» What is being asked:
Using the listing below, work out how many lines carry the word "commercial", and state nothing but that number.

» Material shown:
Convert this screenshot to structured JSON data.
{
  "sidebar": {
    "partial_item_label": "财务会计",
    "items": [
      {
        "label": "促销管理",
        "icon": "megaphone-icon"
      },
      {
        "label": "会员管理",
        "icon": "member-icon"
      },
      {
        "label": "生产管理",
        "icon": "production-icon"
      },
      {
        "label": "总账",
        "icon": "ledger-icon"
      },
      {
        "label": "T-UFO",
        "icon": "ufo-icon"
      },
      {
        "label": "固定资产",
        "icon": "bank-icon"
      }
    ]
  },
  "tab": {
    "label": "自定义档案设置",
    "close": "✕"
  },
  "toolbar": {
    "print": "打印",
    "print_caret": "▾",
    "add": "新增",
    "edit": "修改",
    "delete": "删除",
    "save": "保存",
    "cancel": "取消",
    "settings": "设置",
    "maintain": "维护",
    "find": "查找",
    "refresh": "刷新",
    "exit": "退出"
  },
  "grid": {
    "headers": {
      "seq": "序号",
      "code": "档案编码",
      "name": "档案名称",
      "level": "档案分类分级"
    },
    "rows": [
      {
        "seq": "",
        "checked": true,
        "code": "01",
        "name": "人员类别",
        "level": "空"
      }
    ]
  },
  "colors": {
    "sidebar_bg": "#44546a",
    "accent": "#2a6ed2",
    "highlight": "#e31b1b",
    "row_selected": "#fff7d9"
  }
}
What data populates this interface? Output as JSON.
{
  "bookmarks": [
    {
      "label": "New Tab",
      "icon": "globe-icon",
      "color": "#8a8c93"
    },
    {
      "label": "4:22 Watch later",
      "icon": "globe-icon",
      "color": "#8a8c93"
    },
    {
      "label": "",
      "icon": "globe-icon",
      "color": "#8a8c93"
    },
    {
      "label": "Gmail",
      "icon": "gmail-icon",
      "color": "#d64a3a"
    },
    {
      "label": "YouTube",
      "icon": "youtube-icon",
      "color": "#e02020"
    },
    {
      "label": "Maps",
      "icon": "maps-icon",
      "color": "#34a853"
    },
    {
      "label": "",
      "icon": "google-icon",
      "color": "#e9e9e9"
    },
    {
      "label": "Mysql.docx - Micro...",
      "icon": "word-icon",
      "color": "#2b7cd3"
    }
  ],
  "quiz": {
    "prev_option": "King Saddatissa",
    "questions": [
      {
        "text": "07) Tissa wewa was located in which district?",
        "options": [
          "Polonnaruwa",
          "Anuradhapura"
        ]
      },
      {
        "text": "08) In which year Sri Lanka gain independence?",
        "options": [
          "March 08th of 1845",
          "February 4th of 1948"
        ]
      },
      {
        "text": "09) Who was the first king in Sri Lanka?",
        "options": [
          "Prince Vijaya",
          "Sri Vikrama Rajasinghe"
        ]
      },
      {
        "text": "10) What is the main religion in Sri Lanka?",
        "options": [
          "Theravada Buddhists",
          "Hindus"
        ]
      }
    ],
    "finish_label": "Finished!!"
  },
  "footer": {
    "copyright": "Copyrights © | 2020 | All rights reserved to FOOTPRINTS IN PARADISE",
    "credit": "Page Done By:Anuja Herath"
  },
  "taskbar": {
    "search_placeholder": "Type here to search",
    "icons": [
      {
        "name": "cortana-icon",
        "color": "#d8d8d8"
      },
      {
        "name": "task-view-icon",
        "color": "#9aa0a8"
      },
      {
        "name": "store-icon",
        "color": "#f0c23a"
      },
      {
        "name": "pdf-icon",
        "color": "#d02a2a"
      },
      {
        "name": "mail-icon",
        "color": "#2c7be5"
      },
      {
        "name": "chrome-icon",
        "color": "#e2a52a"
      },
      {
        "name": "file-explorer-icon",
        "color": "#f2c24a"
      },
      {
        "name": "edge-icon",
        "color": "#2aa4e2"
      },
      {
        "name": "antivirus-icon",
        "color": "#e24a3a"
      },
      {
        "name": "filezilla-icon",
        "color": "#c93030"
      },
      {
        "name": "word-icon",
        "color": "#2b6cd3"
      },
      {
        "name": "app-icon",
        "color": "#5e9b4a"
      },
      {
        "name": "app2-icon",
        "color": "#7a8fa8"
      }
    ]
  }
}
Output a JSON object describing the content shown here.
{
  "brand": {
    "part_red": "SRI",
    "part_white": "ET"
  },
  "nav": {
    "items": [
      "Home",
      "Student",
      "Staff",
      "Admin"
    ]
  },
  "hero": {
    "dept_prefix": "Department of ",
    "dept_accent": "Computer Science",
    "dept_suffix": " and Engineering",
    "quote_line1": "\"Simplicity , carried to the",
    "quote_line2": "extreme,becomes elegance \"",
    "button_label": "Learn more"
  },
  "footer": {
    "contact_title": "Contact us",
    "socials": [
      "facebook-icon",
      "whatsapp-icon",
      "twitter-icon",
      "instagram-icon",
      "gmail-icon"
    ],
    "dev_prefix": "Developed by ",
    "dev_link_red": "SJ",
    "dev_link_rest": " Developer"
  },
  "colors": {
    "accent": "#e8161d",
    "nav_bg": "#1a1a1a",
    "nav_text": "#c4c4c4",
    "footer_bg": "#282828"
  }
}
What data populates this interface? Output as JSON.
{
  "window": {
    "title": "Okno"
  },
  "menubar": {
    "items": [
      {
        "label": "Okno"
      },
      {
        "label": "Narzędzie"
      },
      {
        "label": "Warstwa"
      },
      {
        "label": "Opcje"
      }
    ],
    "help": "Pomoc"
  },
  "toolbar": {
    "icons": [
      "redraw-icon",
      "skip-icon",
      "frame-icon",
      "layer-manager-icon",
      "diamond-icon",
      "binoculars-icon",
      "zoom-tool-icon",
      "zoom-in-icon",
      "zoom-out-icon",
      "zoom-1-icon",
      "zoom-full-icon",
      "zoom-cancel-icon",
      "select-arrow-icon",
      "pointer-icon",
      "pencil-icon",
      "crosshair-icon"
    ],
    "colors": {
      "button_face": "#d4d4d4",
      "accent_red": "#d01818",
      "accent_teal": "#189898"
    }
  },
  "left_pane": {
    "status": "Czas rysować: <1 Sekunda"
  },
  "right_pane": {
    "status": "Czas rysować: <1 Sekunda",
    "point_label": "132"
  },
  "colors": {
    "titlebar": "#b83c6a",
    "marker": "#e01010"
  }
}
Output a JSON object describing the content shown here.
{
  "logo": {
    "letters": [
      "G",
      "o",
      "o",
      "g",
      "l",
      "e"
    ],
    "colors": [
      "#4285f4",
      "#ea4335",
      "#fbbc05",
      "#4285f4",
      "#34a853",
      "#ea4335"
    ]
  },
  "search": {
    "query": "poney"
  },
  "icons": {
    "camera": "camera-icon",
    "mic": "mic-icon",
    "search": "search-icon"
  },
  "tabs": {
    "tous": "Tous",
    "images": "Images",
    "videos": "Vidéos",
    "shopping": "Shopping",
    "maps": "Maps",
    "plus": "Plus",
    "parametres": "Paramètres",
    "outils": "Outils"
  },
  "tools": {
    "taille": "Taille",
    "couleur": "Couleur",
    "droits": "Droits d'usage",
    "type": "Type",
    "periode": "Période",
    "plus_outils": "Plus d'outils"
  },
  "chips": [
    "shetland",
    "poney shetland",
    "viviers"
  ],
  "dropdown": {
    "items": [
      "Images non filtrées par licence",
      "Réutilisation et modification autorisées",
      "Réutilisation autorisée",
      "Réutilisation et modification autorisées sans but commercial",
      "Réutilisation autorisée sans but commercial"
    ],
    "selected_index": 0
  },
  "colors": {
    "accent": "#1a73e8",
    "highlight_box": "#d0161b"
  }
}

» Answer box:
2